“My true feeling is more guys in the U.S. should be breaking 13:00 in the 5000. There should be more guys in college running under 13:20 and there should be more high school kids that can break 14:00.

“I think we put those numbers in their heads and they think, ‘Oh, this is fast.’ I feel like we need to break those barriers down right away. In my program, we throw numbers out the door. It’s about putting in the work, doing all the little things and just making sure you don’t let those things set boundaries for you.”

The Newbury Park training itself isn’t based on any secret method, and indeed sounds like the routine followed by plenty of other programs. “We might do things a little different from most schools,” notes Brosnan, “but we probably do a lot of things the same.”

Mileage? “I think the most anyone on my team ran this season was 64 in a week. We follow a 10-day cycle, with a long run every 10 days. Our highest mileage weeks are usually in October, and we don’t really cut much from there.”

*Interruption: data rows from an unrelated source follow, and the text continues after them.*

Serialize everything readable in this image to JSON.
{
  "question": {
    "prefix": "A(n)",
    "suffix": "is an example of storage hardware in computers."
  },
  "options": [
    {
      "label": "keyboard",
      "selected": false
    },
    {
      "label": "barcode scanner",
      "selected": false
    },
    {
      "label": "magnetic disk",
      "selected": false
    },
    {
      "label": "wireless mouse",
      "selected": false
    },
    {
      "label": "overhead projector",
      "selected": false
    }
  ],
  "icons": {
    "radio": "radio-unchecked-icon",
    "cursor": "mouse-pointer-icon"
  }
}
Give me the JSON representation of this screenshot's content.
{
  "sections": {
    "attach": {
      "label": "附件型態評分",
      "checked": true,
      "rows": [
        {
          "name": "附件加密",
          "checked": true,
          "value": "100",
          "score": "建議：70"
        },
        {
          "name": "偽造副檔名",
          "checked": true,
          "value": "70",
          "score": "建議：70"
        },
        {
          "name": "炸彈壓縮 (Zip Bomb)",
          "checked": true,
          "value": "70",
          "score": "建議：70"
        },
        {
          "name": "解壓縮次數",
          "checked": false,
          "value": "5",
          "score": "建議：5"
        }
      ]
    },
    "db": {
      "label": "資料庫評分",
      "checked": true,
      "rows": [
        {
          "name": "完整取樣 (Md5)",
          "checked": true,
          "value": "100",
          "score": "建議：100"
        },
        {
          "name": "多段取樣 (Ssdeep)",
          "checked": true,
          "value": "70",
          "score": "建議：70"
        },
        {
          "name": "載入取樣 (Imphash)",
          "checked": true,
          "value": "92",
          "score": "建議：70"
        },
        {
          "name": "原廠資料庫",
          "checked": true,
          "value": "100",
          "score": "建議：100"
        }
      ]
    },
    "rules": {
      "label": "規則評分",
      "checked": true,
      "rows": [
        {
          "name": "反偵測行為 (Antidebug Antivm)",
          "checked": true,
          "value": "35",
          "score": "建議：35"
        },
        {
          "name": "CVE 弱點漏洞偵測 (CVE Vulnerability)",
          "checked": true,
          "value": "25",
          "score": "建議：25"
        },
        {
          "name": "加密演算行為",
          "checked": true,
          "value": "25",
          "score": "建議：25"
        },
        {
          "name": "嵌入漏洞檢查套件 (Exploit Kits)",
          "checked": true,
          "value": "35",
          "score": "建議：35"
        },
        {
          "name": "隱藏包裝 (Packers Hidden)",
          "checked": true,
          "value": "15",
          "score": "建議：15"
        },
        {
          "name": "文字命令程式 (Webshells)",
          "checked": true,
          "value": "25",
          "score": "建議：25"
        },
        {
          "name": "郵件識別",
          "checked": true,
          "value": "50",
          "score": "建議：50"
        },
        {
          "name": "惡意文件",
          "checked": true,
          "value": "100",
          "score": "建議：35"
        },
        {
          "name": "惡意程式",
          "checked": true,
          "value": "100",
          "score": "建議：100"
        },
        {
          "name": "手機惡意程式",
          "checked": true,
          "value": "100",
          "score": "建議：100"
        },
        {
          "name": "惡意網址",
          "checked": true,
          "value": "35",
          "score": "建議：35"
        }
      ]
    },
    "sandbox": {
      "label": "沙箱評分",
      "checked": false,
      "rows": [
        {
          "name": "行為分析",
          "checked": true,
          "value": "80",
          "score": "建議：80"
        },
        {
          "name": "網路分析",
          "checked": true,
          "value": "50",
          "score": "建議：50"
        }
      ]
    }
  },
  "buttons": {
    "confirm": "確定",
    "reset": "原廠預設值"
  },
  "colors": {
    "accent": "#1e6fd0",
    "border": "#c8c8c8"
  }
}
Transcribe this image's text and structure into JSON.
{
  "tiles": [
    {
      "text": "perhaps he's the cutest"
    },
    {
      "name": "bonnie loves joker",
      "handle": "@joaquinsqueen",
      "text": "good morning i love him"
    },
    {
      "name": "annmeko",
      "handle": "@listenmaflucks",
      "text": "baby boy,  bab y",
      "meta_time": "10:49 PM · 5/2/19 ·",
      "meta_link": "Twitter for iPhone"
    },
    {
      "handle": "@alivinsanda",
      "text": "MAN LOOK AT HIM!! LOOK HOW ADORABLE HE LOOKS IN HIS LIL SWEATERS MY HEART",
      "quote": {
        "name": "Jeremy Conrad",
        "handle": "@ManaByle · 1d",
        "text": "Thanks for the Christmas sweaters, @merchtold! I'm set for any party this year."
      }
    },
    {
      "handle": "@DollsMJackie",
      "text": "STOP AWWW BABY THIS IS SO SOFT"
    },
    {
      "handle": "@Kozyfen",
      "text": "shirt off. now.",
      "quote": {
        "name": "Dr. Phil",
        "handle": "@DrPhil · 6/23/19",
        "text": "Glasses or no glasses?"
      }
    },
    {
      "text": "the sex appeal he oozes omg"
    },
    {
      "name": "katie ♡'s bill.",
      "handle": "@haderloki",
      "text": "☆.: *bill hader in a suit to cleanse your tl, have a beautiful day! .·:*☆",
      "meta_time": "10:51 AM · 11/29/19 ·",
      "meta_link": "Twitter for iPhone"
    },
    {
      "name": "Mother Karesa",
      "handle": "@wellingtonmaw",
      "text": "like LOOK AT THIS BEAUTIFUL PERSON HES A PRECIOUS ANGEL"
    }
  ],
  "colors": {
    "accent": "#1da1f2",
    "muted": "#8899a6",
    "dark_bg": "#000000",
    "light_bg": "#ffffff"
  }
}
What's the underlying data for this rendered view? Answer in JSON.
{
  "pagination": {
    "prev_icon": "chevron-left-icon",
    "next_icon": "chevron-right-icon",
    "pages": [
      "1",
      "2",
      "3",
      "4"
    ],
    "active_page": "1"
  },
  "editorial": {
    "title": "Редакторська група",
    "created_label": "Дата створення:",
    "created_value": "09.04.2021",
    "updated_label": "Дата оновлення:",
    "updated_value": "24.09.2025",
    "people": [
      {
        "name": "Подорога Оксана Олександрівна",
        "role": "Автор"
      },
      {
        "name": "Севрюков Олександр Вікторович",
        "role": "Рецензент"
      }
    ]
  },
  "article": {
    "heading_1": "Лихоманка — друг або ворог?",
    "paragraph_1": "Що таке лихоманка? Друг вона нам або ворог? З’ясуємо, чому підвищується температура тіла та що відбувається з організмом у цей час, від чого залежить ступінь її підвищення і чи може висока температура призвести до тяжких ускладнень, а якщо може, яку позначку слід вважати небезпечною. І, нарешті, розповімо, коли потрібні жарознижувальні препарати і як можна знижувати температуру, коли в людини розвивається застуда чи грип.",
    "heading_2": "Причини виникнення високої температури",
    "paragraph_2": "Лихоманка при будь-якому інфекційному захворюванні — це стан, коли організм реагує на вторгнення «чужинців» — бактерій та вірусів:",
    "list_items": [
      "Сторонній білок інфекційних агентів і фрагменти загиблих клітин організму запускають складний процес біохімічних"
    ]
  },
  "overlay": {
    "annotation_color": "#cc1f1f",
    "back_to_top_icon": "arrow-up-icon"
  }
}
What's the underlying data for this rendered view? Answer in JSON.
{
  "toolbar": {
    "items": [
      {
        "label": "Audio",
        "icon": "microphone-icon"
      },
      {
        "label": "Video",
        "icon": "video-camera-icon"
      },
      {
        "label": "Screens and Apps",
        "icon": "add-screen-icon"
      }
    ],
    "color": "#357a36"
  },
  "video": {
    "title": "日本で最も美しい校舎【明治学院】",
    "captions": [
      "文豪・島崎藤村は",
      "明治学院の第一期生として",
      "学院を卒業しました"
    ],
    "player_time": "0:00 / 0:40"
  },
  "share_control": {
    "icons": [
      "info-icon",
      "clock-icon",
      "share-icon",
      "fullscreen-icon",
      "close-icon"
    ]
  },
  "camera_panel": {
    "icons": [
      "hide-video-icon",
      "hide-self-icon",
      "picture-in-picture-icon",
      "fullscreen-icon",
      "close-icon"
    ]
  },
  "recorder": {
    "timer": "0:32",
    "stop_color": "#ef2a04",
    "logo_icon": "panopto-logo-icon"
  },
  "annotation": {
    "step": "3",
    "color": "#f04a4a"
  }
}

Intensity? “We try to hit all the systems all the time, all year. We do speed-developmental stuff year-round. You can’t be afraid to run fast in practice. There are certain workouts that give a team confidence.”

Coaching? “The art of coaching never gets talked about. To write a plan is easy: ‘This is what you need to do, this is your mileage, this is your long run.’ But actual coaching, you’re changing on the fly, changing plays constantly.

“If people saw our week in and week out, they’d realize how much change we do and how much adaptation we do for each kid. They’d be shocked. It makes a lot of work for me and my coaching staff, but it just caters to each athlete.”

Brosnan also notes that having a superstar such as Nico Young come through the program motivated other athletes to buy in to the philosophy.

“Now their bar is high. That’s what snowballed into my team. They want that success too. They saw what Nico did and they also saw how dedicated he was, his diet, his sleep and everything. He was the full package. And we had more kids buy into it because it wasn’t cool not to do the good stuff.”

Similar dynamics are taking place on the girls’ side at Newbury, which Brosnan started coaching in ’18. This fall, they placed 2nd at State and 8th at RunningLane. One of his assistants, incidentally, is his wife, Tanya, a former Div. II 10,000 champion for Queens University.

What does this level of distance excellence bode for the coming track season? “I think track’s going to be pretty darn good,” says Brosnan. “There’s going to be some big things. I honestly think I have four boys who can break 8:30 in the 3200. I think we could have around 7 guys under 9:00. Even the first few track workouts we did after cross country, it’s been pretty amazing to see what I believe they’re capable of.”

He adds, “I feel a lot of kids can be better than they think… It’s just opening their minds a little bit and believing.”